Data –

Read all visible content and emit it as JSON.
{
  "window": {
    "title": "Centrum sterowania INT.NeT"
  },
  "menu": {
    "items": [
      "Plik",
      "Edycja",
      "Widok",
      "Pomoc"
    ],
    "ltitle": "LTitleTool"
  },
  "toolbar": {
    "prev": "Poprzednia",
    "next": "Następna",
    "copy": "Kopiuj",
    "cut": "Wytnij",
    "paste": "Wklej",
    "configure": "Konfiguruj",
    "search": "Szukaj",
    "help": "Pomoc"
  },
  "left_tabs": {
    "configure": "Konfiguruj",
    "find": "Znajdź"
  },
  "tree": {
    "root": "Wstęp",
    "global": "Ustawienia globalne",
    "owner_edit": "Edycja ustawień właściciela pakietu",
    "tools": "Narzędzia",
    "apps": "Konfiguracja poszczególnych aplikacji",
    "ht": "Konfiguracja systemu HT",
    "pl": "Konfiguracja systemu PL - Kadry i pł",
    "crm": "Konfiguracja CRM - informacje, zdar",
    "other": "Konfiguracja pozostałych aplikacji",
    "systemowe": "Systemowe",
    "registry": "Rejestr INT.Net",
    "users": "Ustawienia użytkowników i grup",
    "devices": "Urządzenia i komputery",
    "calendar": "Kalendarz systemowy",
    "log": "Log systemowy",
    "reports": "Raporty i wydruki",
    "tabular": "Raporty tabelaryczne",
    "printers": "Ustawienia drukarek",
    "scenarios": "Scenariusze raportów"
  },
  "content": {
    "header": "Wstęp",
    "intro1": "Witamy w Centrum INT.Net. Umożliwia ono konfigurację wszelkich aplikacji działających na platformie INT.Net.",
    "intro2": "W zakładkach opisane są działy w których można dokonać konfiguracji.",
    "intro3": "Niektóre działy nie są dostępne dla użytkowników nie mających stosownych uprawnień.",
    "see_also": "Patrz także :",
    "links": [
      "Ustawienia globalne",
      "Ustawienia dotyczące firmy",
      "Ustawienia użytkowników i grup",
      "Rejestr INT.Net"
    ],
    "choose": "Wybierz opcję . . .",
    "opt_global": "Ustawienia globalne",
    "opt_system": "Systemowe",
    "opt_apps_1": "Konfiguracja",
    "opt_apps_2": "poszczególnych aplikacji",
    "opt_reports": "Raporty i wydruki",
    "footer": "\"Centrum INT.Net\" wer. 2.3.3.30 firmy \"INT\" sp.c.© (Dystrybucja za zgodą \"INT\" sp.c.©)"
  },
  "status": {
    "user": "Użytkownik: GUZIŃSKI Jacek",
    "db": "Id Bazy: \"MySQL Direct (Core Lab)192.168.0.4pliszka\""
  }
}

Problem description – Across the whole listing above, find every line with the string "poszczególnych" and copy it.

Result –
    "apps": "Konfiguracja poszczególnych aplikacji",
    "opt_apps_2": "poszczególnych aplikacji",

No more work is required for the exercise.